-- Excerpted records follows --

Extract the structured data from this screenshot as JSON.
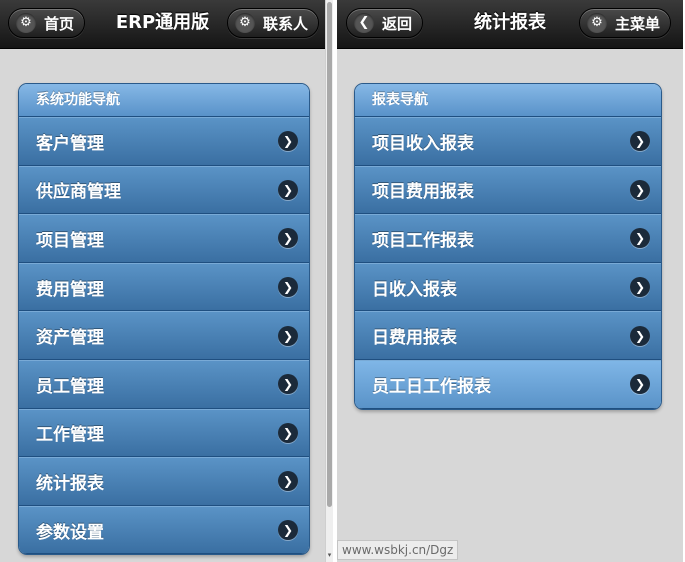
{
  "left_screen": {
    "header": {
      "home_button": {
        "label": "首页",
        "icon": "gear-icon"
      },
      "title": "ERP通用版",
      "contacts_button": {
        "label": "联系人",
        "icon": "gear-icon"
      }
    },
    "nav": {
      "divider": "系统功能导航",
      "items": [
        {
          "label": "客户管理"
        },
        {
          "label": "供应商管理"
        },
        {
          "label": "项目管理"
        },
        {
          "label": "费用管理"
        },
        {
          "label": "资产管理"
        },
        {
          "label": "员工管理"
        },
        {
          "label": "工作管理"
        },
        {
          "label": "统计报表"
        },
        {
          "label": "参数设置"
        }
      ]
    }
  },
  "right_screen": {
    "header": {
      "back_button": {
        "label": "返回",
        "icon": "chevron-left-icon"
      },
      "title": "统计报表",
      "menu_button": {
        "label": "主菜单",
        "icon": "gear-icon"
      }
    },
    "nav": {
      "divider": "报表导航",
      "items": [
        {
          "label": "项目收入报表"
        },
        {
          "label": "项目费用报表"
        },
        {
          "label": "项目工作报表"
        },
        {
          "label": "日收入报表"
        },
        {
          "label": "日费用报表"
        },
        {
          "label": "员工日工作报表",
          "active": true
        }
      ]
    }
  },
  "watermark": "www.wsbkj.cn/Dgz",
  "colors": {
    "header_bg": "#1f1f1f",
    "list_item": "#3f74a7",
    "list_item_active": "#6aa3d6",
    "page_bg": "#d7d7d7"
  }
}
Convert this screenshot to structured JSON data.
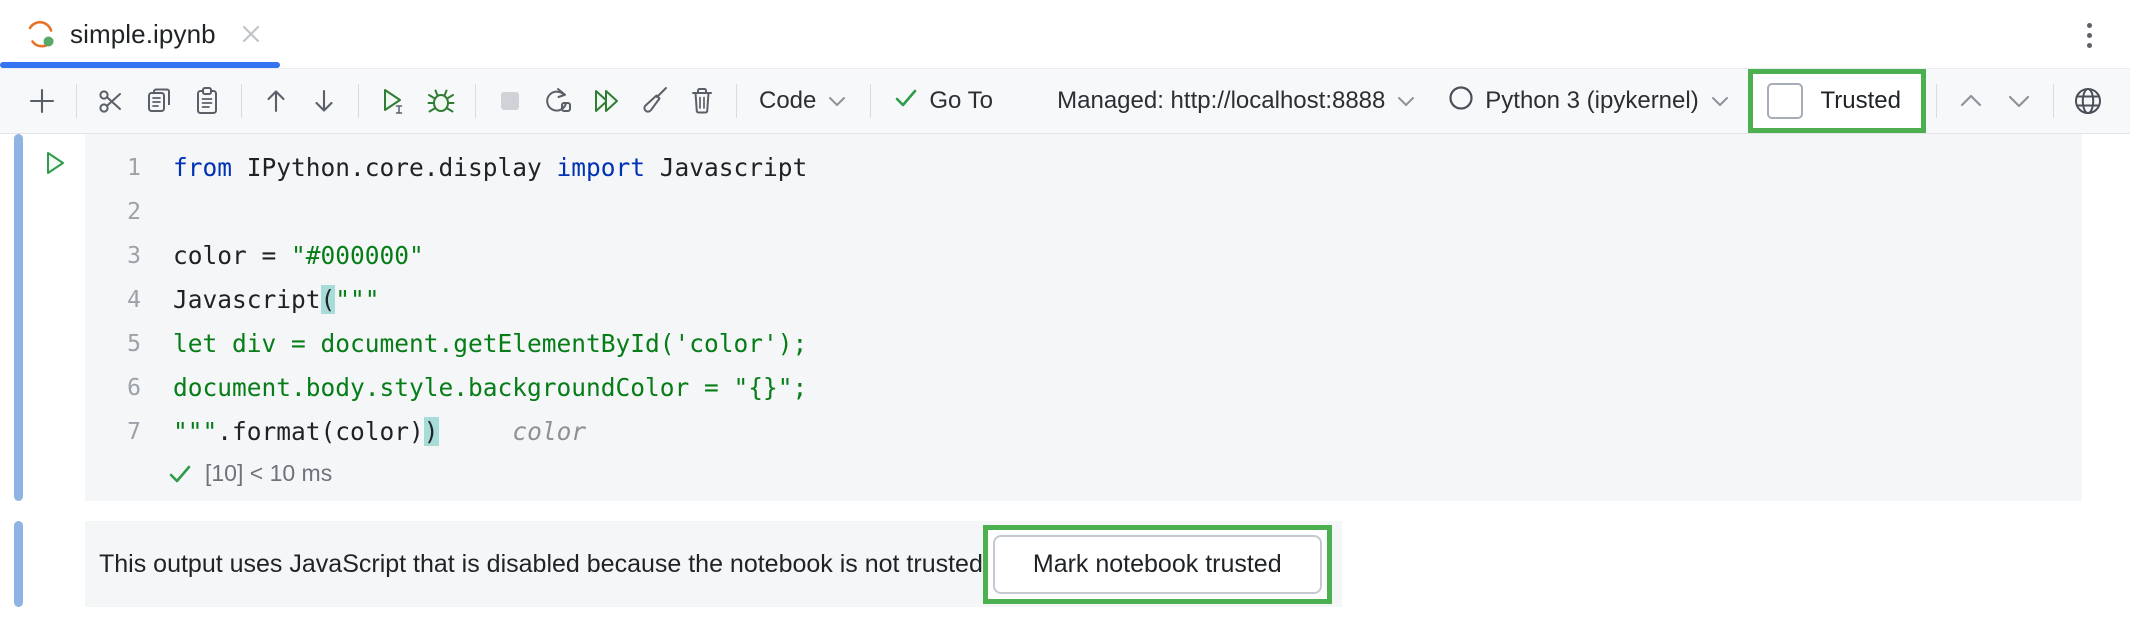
{
  "tab": {
    "title": "simple.ipynb",
    "icon": "jupyter-notebook-icon",
    "close_icon": "close-icon"
  },
  "window": {
    "more_menu_icon": "more-vertical-icon"
  },
  "toolbar": {
    "buttons": [
      {
        "name": "add-cell-button",
        "icon": "plus-icon"
      },
      {
        "name": "cut-cell-button",
        "icon": "scissors-icon"
      },
      {
        "name": "copy-cell-button",
        "icon": "copy-icon"
      },
      {
        "name": "paste-cell-button",
        "icon": "paste-icon"
      },
      {
        "name": "move-cell-up-button",
        "icon": "arrow-up-icon"
      },
      {
        "name": "move-cell-down-button",
        "icon": "arrow-down-icon"
      },
      {
        "name": "run-cell-button",
        "icon": "run-icon"
      },
      {
        "name": "debug-cell-button",
        "icon": "bug-icon"
      },
      {
        "name": "interrupt-kernel-button",
        "icon": "stop-icon"
      },
      {
        "name": "restart-kernel-button",
        "icon": "restart-icon"
      },
      {
        "name": "run-all-cells-button",
        "icon": "run-all-icon"
      },
      {
        "name": "clear-outputs-button",
        "icon": "broom-icon"
      },
      {
        "name": "delete-cell-button",
        "icon": "trash-icon"
      }
    ],
    "cell_type": "Code",
    "cell_type_chevron": "chevron-down-icon",
    "go_to": "Go To",
    "go_to_icon": "checkmark-icon",
    "server": "Managed: http://localhost:8888",
    "server_chevron": "chevron-down-icon",
    "kernel": "Python 3 (ipykernel)",
    "kernel_status_icon": "kernel-idle-circle-icon",
    "kernel_chevron": "chevron-down-icon",
    "trusted_label": "Trusted",
    "trusted_checked": false,
    "prev_cell_icon": "chevron-up-icon",
    "next_cell_icon": "chevron-down-icon",
    "browser_icon": "globe-icon"
  },
  "notebook": {
    "cell": {
      "run_icon": "run-cell-triangle-icon",
      "line_numbers": [
        "1",
        "2",
        "3",
        "4",
        "5",
        "6",
        "7"
      ],
      "lines": [
        [
          {
            "t": "from ",
            "c": "k"
          },
          {
            "t": "IPython.core.display ",
            "c": ""
          },
          {
            "t": "import ",
            "c": "k"
          },
          {
            "t": "Javascript",
            "c": ""
          }
        ],
        [],
        [
          {
            "t": "color = ",
            "c": ""
          },
          {
            "t": "\"#000000\"",
            "c": "s"
          }
        ],
        [
          {
            "t": "Javascript",
            "c": ""
          },
          {
            "t": "(",
            "c": "hl"
          },
          {
            "t": "\"\"\"",
            "c": "s"
          }
        ],
        [
          {
            "t": "let div = document.getElementById('color');",
            "c": "s"
          }
        ],
        [
          {
            "t": "document.body.style.backgroundColor = \"{}\";",
            "c": "s"
          }
        ],
        [
          {
            "t": "\"\"\"",
            "c": "s"
          },
          {
            "t": ".format(color)",
            "c": ""
          },
          {
            "t": ")",
            "c": "hl"
          },
          {
            "t": "     ",
            "c": ""
          },
          {
            "t": "color",
            "c": "hint"
          }
        ]
      ],
      "status_icon": "checkmark-icon",
      "status_text": "[10] < 10 ms"
    },
    "output": {
      "message": "This output uses JavaScript that is disabled because the notebook is not trusted",
      "button_label": "Mark notebook trusted"
    },
    "inspection_icon": "inspection-ok-checkmark-icon"
  },
  "colors": {
    "accent_blue": "#3574f0",
    "highlight_green": "#4caf50",
    "keyword_blue": "#0033b3",
    "string_green": "#067d17",
    "bracket_highlight": "#a8dcd8",
    "cell_bg": "#f5f6f8",
    "gutter_bar": "#8fb4e3"
  }
}
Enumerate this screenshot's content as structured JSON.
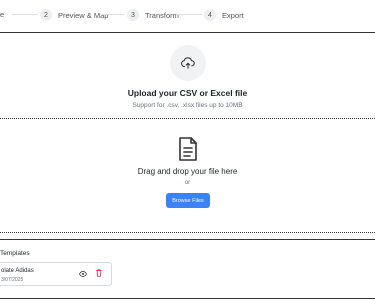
{
  "stepper": {
    "cut_label": "e",
    "steps": [
      {
        "num": "2",
        "label": "Preview & Map"
      },
      {
        "num": "3",
        "label": "Transform"
      },
      {
        "num": "4",
        "label": "Export"
      }
    ]
  },
  "upload": {
    "icon": "cloud-upload-icon",
    "title": "Upload your CSV or Excel file",
    "subtitle": "Support for .csv, .xlsx files up to 10MB"
  },
  "dropzone": {
    "icon": "document-icon",
    "title": "Drag and drop your file here",
    "or": "or",
    "browse_label": "Browse Files",
    "accent": "#3b82f6"
  },
  "templates": {
    "title": "Templates",
    "items": [
      {
        "name": "olate Adidas",
        "date": "3/07/2025",
        "view_icon": "eye-icon",
        "delete_icon": "trash-icon"
      }
    ]
  }
}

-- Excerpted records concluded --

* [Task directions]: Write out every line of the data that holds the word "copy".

* [Output below]:
        "name": "copy-cell-button",
        "icon": "copy-icon"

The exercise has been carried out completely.